Engage drivers in reductions. How a vehicle is operated significantly affects fuel consumption and emissions. The drivers of a company's vehicles have a vital role to play in reaching corporate greenhouse gas emission reduction goals. Inform drivers about these habits and provide clear guidance on their adoption. Consider providing drivers with performance incentives to encourage fuel-smart driving practices.


Operational practices matter too. The most environmentally friendly vehicle is the one that isn't running. There are several strategies that can help avoid future truck trips by maximizing the use of each load.

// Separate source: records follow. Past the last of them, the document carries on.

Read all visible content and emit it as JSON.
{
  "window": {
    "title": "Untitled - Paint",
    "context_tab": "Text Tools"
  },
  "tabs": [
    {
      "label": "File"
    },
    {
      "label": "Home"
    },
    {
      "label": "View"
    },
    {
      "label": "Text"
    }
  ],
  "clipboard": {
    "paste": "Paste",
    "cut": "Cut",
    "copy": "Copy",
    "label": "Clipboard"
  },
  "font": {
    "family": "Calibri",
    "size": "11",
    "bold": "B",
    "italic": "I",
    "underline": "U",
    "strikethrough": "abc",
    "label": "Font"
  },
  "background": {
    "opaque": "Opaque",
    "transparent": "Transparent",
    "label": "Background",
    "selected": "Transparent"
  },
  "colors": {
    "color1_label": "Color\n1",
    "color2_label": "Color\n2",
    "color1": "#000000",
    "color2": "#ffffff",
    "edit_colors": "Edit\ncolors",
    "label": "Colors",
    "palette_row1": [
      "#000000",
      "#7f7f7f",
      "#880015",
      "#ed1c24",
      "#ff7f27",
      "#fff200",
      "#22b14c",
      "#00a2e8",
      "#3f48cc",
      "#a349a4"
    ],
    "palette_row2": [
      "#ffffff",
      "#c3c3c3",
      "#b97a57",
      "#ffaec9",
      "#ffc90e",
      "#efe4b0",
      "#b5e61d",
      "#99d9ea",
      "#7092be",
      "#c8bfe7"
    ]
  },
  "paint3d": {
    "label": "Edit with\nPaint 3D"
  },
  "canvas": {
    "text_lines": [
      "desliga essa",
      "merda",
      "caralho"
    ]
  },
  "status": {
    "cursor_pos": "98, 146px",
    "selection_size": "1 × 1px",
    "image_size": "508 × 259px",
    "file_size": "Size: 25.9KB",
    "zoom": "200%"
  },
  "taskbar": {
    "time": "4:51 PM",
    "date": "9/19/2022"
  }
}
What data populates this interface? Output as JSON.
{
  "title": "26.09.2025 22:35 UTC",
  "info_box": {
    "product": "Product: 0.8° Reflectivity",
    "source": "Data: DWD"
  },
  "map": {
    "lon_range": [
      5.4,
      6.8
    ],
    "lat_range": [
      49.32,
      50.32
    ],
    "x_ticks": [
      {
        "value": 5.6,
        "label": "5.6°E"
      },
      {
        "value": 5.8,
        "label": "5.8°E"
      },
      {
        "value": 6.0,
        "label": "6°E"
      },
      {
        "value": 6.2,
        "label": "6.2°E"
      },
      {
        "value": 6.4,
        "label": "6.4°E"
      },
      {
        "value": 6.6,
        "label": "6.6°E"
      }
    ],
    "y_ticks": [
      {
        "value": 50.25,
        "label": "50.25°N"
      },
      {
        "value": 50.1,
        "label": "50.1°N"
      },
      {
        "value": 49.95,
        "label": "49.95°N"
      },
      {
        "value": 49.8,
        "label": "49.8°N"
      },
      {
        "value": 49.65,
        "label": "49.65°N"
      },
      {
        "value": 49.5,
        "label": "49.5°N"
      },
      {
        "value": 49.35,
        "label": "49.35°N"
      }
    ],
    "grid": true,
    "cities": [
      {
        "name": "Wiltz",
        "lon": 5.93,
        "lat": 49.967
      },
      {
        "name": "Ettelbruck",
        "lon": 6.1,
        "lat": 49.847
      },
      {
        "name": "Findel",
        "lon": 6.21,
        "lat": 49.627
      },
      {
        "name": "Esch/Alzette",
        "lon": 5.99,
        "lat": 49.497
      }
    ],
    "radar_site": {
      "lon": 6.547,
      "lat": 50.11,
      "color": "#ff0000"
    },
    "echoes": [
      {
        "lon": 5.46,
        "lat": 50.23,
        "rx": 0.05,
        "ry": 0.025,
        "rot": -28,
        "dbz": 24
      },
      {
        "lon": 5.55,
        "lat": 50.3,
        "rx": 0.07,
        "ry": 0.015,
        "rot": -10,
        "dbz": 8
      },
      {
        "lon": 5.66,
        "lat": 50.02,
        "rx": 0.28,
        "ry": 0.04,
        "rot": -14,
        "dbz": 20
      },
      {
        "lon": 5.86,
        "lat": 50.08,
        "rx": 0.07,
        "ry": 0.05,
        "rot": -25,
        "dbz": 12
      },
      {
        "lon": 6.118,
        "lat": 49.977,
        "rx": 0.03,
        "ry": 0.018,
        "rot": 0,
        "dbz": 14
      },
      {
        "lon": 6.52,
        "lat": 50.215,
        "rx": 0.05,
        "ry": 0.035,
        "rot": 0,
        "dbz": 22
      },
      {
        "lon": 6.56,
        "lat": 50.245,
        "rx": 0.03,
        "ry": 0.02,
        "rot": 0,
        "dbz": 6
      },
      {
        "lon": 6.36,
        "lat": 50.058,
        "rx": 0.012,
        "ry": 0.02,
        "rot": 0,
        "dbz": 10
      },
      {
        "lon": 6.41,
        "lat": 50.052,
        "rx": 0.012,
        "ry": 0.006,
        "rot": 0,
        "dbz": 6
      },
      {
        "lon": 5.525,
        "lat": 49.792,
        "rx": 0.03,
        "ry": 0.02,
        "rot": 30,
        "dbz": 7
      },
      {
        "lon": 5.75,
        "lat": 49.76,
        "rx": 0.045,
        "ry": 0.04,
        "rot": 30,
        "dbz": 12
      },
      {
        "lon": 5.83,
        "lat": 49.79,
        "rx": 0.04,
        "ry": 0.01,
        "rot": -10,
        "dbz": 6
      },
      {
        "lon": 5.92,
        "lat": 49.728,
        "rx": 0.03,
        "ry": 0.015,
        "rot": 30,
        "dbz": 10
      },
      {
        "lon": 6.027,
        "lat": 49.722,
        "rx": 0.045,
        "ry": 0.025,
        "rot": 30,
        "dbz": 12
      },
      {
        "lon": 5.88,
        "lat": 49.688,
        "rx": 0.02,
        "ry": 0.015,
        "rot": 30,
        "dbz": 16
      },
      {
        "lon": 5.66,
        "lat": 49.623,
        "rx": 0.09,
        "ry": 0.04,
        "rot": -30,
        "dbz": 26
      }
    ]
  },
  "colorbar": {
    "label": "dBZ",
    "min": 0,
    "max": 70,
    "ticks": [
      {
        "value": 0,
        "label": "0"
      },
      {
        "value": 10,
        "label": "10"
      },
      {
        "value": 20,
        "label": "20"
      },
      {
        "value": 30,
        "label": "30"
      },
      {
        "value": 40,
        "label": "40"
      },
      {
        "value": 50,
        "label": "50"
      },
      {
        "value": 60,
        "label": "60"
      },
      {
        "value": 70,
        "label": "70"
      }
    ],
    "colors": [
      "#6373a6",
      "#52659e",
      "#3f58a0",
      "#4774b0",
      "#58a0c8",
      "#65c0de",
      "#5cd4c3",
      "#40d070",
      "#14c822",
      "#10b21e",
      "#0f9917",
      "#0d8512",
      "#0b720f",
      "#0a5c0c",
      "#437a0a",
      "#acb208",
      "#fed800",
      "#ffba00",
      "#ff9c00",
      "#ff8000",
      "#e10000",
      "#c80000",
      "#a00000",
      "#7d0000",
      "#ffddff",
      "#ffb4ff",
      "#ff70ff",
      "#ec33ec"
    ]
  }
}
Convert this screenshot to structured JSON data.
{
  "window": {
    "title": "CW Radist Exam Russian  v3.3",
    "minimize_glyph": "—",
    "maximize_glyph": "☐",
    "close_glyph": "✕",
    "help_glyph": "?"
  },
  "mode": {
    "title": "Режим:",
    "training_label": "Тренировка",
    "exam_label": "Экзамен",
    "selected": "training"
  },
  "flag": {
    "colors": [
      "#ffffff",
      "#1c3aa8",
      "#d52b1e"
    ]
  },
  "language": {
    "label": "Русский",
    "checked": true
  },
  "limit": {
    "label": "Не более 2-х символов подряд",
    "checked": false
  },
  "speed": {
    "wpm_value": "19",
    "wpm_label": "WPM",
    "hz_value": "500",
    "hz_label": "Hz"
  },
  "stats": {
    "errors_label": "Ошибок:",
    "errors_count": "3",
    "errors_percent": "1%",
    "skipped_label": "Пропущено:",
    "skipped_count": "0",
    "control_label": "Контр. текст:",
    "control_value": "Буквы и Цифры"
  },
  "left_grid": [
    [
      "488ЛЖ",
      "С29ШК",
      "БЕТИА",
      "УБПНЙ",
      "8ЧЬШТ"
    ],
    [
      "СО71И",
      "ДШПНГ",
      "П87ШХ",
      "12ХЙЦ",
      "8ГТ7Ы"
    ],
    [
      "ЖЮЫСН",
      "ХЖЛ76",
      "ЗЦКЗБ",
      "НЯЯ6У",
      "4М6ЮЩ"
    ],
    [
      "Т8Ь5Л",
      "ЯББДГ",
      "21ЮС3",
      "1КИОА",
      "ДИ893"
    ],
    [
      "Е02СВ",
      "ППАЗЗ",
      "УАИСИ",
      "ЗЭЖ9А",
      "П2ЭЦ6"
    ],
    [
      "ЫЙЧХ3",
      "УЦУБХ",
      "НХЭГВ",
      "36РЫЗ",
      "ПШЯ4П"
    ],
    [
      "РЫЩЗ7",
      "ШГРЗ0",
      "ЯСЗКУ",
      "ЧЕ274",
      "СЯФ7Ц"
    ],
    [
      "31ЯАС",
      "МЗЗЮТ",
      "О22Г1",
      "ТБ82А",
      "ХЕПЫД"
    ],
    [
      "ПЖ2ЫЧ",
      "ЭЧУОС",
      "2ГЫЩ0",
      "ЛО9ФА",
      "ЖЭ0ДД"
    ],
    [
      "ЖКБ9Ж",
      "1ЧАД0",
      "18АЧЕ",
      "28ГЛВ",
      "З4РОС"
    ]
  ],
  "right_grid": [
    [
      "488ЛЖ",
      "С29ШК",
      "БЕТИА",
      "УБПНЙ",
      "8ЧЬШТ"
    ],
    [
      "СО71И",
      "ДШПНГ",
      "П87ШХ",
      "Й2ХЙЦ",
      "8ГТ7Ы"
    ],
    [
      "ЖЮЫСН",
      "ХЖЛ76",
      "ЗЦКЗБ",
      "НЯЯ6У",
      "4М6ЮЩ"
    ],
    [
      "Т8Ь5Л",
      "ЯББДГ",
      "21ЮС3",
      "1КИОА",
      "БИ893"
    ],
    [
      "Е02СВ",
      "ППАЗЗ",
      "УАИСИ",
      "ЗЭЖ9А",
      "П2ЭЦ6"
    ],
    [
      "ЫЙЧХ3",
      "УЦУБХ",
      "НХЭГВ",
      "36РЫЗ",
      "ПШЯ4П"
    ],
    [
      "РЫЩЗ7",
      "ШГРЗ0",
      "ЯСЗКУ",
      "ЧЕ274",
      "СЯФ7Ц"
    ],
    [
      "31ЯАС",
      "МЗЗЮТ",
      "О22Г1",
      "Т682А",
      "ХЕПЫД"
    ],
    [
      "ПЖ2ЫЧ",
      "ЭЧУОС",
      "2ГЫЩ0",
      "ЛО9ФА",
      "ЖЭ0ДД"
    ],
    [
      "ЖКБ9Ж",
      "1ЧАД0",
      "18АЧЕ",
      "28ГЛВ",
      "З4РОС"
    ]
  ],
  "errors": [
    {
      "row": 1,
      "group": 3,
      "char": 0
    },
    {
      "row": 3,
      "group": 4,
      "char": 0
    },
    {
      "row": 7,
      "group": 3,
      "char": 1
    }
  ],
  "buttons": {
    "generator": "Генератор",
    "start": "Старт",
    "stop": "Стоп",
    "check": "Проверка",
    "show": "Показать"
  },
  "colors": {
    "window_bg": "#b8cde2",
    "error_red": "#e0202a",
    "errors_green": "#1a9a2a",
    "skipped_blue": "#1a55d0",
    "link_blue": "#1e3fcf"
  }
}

Increase truck loading. Where truck loading can be increased, more freight can be moved with fewer trips. Some truck carriers have been able to increase the number of pallets loaded in a standard trailer by "pin-wheeling" the pallets. By turning every other pallet 90 degrees, a standard trailer can hold 26-28 pallets. However, the pallets used must be special "double-entry" pallets, which can be accessed by a forklift from all four sides. Trailers with aluminum plate walls, which have a few more inches of interior width, can use "turned loading" where every pallet is turned 90 degrees compared to the standard loading. This technique can increase cargo capacity 15 percent.

Reduce packaging ma terials. Use innovative strategies to decrease the packaging size and material. Smaller, lighter packaging leaves more room for additional cargo, which can mean fewer shipments. Additionally, lighter cargo loads can mean fewer emissions per delivery. Reusing packaging where possible will also help reduce waste.

Avoid empty miles. Upwards of 20 percent of trucks on the road are empty. Taking advantage of trips that are already underway can avoid additional trips. A variety of load-matching services are now available that allow vehicles delivering goods to fill empty backhauls by identifying loads available for pickup close by.


As you consider implementing one or more of these strategies, it is important to understand your starting point. Successful freight environmental management means actively measuring and reducing greenhouse gas emissions over time. Ask suppliers for carbon dioxide emissions data. If you operate your own fleets, track fuel consumption. Consider setting an emissions reduction goal, which can provide structure for your "greening" efforts.

Jason Mathers is a green fleet project manager with the Environmental Defense Fund and can be contacted at [email protected].

Editor's Note: The opinions expressed in this column are the author's, and do not necessarily reflect the views of Convenience Store News.

This ad will auto-close in 10 seconds